§ Aim of the exercise:
Only the lines from the one with "What's the underlying" through the end of the material, both ends included, should be retyped exactly.

§ Stored data:
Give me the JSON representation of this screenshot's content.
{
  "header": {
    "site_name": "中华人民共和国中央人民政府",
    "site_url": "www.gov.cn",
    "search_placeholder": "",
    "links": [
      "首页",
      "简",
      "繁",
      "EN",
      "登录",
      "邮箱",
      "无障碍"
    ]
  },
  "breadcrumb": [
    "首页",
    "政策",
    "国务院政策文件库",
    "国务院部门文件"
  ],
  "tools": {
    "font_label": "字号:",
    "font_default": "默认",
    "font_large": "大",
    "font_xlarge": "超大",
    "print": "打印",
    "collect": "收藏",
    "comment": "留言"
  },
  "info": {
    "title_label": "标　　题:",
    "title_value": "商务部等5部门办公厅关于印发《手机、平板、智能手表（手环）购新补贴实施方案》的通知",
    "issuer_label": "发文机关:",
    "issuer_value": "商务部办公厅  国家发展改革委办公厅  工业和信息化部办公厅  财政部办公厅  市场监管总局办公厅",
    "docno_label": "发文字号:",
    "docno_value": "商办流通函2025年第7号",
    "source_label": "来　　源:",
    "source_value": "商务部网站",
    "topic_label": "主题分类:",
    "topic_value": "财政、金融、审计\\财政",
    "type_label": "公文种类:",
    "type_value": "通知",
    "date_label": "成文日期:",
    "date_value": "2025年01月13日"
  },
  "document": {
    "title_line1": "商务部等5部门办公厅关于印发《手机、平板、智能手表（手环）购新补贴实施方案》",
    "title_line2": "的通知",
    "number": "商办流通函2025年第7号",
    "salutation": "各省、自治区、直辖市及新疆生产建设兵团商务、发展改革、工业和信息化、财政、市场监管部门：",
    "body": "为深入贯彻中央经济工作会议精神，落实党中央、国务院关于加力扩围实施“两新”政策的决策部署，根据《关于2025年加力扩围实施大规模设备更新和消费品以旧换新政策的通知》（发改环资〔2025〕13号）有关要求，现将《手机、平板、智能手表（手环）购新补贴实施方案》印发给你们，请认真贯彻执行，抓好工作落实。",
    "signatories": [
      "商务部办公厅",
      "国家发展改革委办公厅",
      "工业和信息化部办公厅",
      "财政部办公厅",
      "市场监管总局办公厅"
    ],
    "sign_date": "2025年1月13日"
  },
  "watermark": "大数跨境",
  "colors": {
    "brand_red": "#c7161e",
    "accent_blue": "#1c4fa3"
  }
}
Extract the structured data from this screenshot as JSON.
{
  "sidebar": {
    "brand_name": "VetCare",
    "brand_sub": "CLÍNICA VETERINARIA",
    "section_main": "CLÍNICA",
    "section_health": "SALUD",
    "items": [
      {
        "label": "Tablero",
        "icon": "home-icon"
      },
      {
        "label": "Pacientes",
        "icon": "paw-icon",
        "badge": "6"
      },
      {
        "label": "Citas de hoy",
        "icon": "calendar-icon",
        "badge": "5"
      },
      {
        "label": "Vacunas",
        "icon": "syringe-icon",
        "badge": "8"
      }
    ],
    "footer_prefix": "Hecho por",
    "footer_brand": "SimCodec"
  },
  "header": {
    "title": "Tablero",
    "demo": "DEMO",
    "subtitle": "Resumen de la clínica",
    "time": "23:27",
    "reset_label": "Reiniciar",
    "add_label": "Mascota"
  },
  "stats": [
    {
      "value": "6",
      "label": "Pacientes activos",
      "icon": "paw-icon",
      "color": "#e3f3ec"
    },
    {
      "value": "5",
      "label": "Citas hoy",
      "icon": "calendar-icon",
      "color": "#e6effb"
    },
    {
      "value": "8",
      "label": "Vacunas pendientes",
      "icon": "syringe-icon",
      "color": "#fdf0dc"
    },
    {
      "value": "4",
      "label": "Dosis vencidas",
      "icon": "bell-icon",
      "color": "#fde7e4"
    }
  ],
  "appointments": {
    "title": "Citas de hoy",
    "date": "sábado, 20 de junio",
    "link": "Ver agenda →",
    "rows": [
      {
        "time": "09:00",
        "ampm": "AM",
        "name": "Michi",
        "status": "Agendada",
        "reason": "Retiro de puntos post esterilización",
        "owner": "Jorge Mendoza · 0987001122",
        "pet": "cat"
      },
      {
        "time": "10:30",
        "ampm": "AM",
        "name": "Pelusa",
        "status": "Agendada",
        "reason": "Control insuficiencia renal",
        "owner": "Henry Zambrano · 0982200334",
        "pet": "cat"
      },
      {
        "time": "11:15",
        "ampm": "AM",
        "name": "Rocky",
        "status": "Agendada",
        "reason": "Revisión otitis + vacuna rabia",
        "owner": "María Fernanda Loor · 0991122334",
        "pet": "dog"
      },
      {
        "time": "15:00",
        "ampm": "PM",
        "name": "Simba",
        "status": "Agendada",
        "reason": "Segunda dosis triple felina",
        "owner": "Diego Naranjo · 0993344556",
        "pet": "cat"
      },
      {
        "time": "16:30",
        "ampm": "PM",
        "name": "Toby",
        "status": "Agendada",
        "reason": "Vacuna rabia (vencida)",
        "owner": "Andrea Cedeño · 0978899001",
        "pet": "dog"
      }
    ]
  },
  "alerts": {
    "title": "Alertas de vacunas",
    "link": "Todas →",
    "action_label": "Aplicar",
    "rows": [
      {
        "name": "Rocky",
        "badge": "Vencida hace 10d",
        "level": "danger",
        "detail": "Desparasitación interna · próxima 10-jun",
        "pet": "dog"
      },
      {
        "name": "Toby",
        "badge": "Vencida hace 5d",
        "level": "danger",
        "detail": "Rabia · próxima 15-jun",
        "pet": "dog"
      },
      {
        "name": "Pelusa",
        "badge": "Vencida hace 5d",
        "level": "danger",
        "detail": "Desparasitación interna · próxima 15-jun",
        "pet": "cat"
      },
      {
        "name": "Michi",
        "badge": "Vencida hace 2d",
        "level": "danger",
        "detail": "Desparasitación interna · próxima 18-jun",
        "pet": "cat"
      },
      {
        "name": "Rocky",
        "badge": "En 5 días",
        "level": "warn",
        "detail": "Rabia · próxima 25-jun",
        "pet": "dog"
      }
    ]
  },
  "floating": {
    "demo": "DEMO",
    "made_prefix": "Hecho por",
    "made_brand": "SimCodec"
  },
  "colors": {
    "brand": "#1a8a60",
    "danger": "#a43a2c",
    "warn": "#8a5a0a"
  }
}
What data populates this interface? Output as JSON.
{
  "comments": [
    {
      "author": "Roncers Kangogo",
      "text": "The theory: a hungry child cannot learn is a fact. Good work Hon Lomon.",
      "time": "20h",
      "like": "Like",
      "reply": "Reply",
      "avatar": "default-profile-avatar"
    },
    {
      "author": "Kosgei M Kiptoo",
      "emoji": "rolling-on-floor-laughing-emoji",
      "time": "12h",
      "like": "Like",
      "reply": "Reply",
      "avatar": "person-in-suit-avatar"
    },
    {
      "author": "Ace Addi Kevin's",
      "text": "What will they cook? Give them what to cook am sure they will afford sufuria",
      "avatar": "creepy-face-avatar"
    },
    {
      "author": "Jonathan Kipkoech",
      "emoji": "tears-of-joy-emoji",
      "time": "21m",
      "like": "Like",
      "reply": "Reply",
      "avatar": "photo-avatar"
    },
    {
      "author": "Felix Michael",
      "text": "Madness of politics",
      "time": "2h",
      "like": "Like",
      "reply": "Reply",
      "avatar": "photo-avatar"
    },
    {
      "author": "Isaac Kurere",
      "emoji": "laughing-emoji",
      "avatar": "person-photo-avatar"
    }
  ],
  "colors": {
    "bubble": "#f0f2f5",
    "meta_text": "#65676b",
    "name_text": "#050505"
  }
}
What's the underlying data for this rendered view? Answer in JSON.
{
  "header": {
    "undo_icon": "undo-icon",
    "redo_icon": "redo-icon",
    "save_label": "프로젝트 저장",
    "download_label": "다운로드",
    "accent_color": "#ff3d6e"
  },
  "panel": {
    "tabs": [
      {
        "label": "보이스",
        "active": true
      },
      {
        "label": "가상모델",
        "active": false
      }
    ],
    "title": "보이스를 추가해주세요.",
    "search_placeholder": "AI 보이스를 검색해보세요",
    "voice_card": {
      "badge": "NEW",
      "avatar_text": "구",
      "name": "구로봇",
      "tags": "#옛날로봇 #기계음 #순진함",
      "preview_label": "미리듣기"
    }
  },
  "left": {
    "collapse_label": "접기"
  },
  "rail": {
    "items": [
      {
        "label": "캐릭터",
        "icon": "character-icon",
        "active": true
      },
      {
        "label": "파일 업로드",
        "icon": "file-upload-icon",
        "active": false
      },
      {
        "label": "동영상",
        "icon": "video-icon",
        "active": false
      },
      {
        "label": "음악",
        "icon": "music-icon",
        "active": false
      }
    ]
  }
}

§ Result of the task:
What's the underlying data for this rendered view? Answer in JSON.
{
  "header": {
    "undo_icon": "undo-icon",
    "redo_icon": "redo-icon",
    "save_label": "프로젝트 저장",
    "download_label": "다운로드",
    "accent_color": "#ff3d6e"
  },
  "panel": {
    "tabs": [
      {
        "label": "보이스",
        "active": true
      },
      {
        "label": "가상모델",
        "active": false
      }
    ],
    "title": "보이스를 추가해주세요.",
    "search_placeholder": "AI 보이스를 검색해보세요",
    "voice_card": {
      "badge": "NEW",
      "avatar_text": "구",
      "name": "구로봇",
      "tags": "#옛날로봇 #기계음 #순진함",
      "preview_label": "미리듣기"
    }
  },
  "left": {
    "collapse_label": "접기"
  },
  "rail": {
    "items": [
      {
        "label": "캐릭터",
        "icon": "character-icon",
        "active": true
      },
      {
        "label": "파일 업로드",
        "icon": "file-upload-icon",
        "active": false
      },
      {
        "label": "동영상",
        "icon": "video-icon",
        "active": false
      },
      {
        "label": "음악",
        "icon": "music-icon",
        "active": false
      }
    ]
  }
}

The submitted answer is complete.